What to work on: Copy out every entry, keeping each character the same.

Extracted entries:

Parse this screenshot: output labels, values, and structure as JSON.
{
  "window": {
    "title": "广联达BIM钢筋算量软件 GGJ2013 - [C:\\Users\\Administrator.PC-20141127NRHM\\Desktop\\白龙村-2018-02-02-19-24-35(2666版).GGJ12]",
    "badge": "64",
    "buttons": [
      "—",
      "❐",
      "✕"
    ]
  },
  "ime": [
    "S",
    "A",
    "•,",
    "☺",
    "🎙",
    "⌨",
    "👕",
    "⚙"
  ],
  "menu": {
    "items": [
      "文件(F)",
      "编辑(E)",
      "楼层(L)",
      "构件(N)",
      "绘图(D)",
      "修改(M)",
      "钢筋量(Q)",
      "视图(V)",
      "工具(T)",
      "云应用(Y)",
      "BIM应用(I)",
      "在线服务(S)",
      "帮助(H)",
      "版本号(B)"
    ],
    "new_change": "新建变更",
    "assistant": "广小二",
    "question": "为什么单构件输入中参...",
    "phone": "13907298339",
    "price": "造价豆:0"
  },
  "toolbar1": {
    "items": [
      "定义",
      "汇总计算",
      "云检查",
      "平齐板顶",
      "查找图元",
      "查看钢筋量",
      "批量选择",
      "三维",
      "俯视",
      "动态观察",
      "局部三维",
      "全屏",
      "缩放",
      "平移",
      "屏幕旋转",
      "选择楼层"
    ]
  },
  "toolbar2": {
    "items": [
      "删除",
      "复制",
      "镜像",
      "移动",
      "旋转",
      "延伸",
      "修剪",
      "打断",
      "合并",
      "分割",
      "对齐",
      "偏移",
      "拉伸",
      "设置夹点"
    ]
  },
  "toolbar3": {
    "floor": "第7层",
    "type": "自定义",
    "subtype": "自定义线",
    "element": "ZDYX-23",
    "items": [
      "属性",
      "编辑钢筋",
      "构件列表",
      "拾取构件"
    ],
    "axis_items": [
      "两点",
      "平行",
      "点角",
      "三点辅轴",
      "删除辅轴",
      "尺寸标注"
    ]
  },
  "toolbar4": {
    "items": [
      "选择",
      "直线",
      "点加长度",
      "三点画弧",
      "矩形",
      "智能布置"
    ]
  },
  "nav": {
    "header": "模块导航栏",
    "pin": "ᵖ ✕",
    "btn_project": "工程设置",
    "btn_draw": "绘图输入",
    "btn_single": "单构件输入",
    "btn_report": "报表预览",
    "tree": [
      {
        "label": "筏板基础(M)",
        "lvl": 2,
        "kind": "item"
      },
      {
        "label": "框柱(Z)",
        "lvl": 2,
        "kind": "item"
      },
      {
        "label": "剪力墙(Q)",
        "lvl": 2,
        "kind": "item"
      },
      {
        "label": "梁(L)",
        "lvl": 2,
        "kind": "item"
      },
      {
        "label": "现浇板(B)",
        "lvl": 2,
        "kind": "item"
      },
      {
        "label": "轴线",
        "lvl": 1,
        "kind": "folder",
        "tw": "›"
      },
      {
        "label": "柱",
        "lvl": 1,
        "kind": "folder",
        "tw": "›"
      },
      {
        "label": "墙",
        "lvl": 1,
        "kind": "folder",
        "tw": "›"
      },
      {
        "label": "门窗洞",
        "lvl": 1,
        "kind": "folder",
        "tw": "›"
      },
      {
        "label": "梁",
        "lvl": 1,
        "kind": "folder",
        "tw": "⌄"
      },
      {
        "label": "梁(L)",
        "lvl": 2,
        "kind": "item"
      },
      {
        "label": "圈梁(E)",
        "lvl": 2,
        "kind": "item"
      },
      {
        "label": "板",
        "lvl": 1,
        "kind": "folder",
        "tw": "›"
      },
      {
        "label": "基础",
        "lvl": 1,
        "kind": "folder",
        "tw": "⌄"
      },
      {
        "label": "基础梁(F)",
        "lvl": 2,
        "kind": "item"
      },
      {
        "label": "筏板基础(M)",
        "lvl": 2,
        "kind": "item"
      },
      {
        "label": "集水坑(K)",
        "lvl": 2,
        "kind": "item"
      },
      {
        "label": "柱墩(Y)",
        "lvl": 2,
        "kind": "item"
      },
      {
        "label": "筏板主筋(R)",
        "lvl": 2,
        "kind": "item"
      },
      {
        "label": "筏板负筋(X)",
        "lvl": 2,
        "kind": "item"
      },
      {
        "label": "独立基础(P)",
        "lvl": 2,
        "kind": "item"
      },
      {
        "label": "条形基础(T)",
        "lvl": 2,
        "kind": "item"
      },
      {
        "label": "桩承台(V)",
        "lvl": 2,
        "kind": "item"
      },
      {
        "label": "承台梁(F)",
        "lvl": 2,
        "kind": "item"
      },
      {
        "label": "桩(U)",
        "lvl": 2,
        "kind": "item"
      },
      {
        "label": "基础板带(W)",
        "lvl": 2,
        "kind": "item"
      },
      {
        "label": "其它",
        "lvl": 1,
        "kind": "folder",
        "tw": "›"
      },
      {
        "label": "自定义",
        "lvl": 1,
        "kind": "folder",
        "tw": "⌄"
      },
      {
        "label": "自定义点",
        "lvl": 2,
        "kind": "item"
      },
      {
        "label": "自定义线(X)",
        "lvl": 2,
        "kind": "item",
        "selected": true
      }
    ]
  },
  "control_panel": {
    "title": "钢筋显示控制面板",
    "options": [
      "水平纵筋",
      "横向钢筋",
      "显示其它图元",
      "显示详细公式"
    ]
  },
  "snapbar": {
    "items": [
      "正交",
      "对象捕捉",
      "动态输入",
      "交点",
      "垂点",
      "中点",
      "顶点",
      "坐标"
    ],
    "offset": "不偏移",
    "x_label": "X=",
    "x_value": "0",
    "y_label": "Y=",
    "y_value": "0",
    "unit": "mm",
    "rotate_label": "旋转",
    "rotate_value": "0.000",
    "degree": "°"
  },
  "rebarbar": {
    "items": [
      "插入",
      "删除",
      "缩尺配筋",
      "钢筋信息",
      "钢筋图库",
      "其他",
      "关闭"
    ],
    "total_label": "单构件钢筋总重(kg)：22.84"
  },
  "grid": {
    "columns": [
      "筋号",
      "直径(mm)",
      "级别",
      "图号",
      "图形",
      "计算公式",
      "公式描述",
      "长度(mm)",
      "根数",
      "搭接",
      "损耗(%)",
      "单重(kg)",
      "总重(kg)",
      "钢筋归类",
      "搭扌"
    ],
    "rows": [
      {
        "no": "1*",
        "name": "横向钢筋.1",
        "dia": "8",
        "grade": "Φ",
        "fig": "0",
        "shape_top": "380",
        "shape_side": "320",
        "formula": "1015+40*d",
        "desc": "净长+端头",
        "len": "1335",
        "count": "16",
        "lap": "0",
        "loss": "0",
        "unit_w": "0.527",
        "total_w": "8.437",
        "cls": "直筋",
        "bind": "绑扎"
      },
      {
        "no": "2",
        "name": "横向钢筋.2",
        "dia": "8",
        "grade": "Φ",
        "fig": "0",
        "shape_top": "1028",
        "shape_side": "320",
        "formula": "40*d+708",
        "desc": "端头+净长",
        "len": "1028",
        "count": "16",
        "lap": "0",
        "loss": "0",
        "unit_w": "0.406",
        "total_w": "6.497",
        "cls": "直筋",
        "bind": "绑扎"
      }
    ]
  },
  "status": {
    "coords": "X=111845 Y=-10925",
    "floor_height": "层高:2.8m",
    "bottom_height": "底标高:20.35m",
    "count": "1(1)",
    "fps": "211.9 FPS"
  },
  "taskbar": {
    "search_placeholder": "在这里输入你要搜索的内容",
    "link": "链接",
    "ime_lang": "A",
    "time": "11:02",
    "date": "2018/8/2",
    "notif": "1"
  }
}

Reply:
Parse this screenshot: output labels, values, and structure as JSON.
{
  "window": {
    "title": "广联达BIM钢筋算量软件 GGJ2013 - [C:\\Users\\Administrator.PC-20141127NRHM\\Desktop\\白龙村-2018-02-02-19-24-35(2666版).GGJ12]",
    "badge": "64",
    "buttons": [
      "—",
      "❐",
      "✕"
    ]
  },
  "ime": [
    "S",
    "A",
    "•,",
    "☺",
    "🎙",
    "⌨",
    "👕",
    "⚙"
  ],
  "menu": {
    "items": [
      "文件(F)",
      "编辑(E)",
      "楼层(L)",
      "构件(N)",
      "绘图(D)",
      "修改(M)",
      "钢筋量(Q)",
      "视图(V)",
      "工具(T)",
      "云应用(Y)",
      "BIM应用(I)",
      "在线服务(S)",
      "帮助(H)",
      "版本号(B)"
    ],
    "new_change": "新建变更",
    "assistant": "广小二",
    "question": "为什么单构件输入中参...",
    "phone": "13907298339",
    "price": "造价豆:0"
  },
  "toolbar1": {
    "items": [
      "定义",
      "汇总计算",
      "云检查",
      "平齐板顶",
      "查找图元",
      "查看钢筋量",
      "批量选择",
      "三维",
      "俯视",
      "动态观察",
      "局部三维",
      "全屏",
      "缩放",
      "平移",
      "屏幕旋转",
      "选择楼层"
    ]
  },
  "toolbar2": {
    "items": [
      "删除",
      "复制",
      "镜像",
      "移动",
      "旋转",
      "延伸",
      "修剪",
      "打断",
      "合并",
      "分割",
      "对齐",
      "偏移",
      "拉伸",
      "设置夹点"
    ]
  },
  "toolbar3": {
    "floor": "第7层",
    "type": "自定义",
    "subtype": "自定义线",
    "element": "ZDYX-23",
    "items": [
      "属性",
      "编辑钢筋",
      "构件列表",
      "拾取构件"
    ],
    "axis_items": [
      "两点",
      "平行",
      "点角",
      "三点辅轴",
      "删除辅轴",
      "尺寸标注"
    ]
  },
  "toolbar4": {
    "items": [
      "选择",
      "直线",
      "点加长度",
      "三点画弧",
      "矩形",
      "智能布置"
    ]
  },
  "nav": {
    "header": "模块导航栏",
    "pin": "ᵖ ✕",
    "btn_project": "工程设置",
    "btn_draw": "绘图输入",
    "btn_single": "单构件输入",
    "btn_report": "报表预览",
    "tree": [
      {
        "label": "筏板基础(M)",
        "lvl": 2,
        "kind": "item"
      },
      {
        "label": "框柱(Z)",
        "lvl": 2,
        "kind": "item"
      },
      {
        "label": "剪力墙(Q)",
        "lvl": 2,
        "kind": "item"
      },
      {
        "label": "梁(L)",
        "lvl": 2,
        "kind": "item"
      },
      {
        "label": "现浇板(B)",
        "lvl": 2,
        "kind": "item"
      },
      {
        "label": "轴线",
        "lvl": 1,
        "kind": "folder",
        "tw": "›"
      },
      {
        "label": "柱",
        "lvl": 1,
        "kind": "folder",
        "tw": "›"
      },
      {
        "label": "墙",
        "lvl": 1,
        "kind": "folder",
        "tw": "›"
      },
      {
        "label": "门窗洞",
        "lvl": 1,
        "kind": "folder",
        "tw": "›"
      },
      {
        "label": "梁",
        "lvl": 1,
        "kind": "folder",
        "tw": "⌄"
      },
      {
        "label": "梁(L)",
        "lvl": 2,
        "kind": "item"
      },
      {
        "label": "圈梁(E)",
        "lvl": 2,
        "kind": "item"
      },
      {
        "label": "板",
        "lvl": 1,
        "kind": "folder",
        "tw": "›"
      },
      {
        "label": "基础",
        "lvl": 1,
        "kind": "folder",
        "tw": "⌄"
      },
      {
        "label": "基础梁(F)",
        "lvl": 2,
        "kind": "item"
      },
      {
        "label": "筏板基础(M)",
        "lvl": 2,
        "kind": "item"
      },
      {
        "label": "集水坑(K)",
        "lvl": 2,
        "kind": "item"
      },
      {
        "label": "柱墩(Y)",
        "lvl": 2,
        "kind": "item"
      },
      {
        "label": "筏板主筋(R)",
        "lvl": 2,
        "kind": "item"
      },
      {
        "label": "筏板负筋(X)",
        "lvl": 2,
        "kind": "item"
      },
      {
        "label": "独立基础(P)",
        "lvl": 2,
        "kind": "item"
      },
      {
        "label": "条形基础(T)",
        "lvl": 2,
        "kind": "item"
      },
      {
        "label": "桩承台(V)",
        "lvl": 2,
        "kind": "item"
      },
      {
        "label": "承台梁(F)",
        "lvl": 2,
        "kind": "item"
      },
      {
        "label": "桩(U)",
        "lvl": 2,
        "kind": "item"
      },
      {
        "label": "基础板带(W)",
        "lvl": 2,
        "kind": "item"
      },
      {
        "label": "其它",
        "lvl": 1,
        "kind": "folder",
        "tw": "›"
      },
      {
        "label": "自定义",
        "lvl": 1,
        "kind": "folder",
        "tw": "⌄"
      },
      {
        "label": "自定义点",
        "lvl": 2,
        "kind": "item"
      },
      {
        "label": "自定义线(X)",
        "lvl": 2,
        "kind": "item",
        "selected": true
      }
    ]
  },
  "control_panel": {
    "title": "钢筋显示控制面板",
    "options": [
      "水平纵筋",
      "横向钢筋",
      "显示其它图元",
      "显示详细公式"
    ]
  },
  "snapbar": {
    "items": [
      "正交",
      "对象捕捉",
      "动态输入",
      "交点",
      "垂点",
      "中点",
      "顶点",
      "坐标"
    ],
    "offset": "不偏移",
    "x_label": "X=",
    "x_value": "0",
    "y_label": "Y=",
    "y_value": "0",
    "unit": "mm",
    "rotate_label": "旋转",
    "rotate_value": "0.000",
    "degree": "°"
  },
  "rebarbar": {
    "items": [
      "插入",
      "删除",
      "缩尺配筋",
      "钢筋信息",
      "钢筋图库",
      "其他",
      "关闭"
    ],
    "total_label": "单构件钢筋总重(kg)：22.84"
  },
  "grid": {
    "columns": [
      "筋号",
      "直径(mm)",
      "级别",
      "图号",
      "图形",
      "计算公式",
      "公式描述",
      "长度(mm)",
      "根数",
      "搭接",
      "损耗(%)",
      "单重(kg)",
      "总重(kg)",
      "钢筋归类",
      "搭扌"
    ],
    "rows": [
      {
        "no": "1*",
        "name": "横向钢筋.1",
        "dia": "8",
        "grade": "Φ",
        "fig": "0",
        "shape_top": "380",
        "shape_side": "320",
        "formula": "1015+40*d",
        "desc": "净长+端头",
        "len": "1335",
        "count": "16",
        "lap": "0",
        "loss": "0",
        "unit_w": "0.527",
        "total_w": "8.437",
        "cls": "直筋",
        "bind": "绑扎"
      },
      {
        "no": "2",
        "name": "横向钢筋.2",
        "dia": "8",
        "grade": "Φ",
        "fig": "0",
        "shape_top": "1028",
        "shape_side": "320",
        "formula": "40*d+708",
        "desc": "端头+净长",
        "len": "1028",
        "count": "16",
        "lap": "0",
        "loss": "0",
        "unit_w": "0.406",
        "total_w": "6.497",
        "cls": "直筋",
        "bind": "绑扎"
      }
    ]
  },
  "status": {
    "coords": "X=111845 Y=-10925",
    "floor_height": "层高:2.8m",
    "bottom_height": "底标高:20.35m",
    "count": "1(1)",
    "fps": "211.9 FPS"
  },
  "taskbar": {
    "search_placeholder": "在这里输入你要搜索的内容",
    "link": "链接",
    "ime_lang": "A",
    "time": "11:02",
    "date": "2018/8/2",
    "notif": "1"
  }
}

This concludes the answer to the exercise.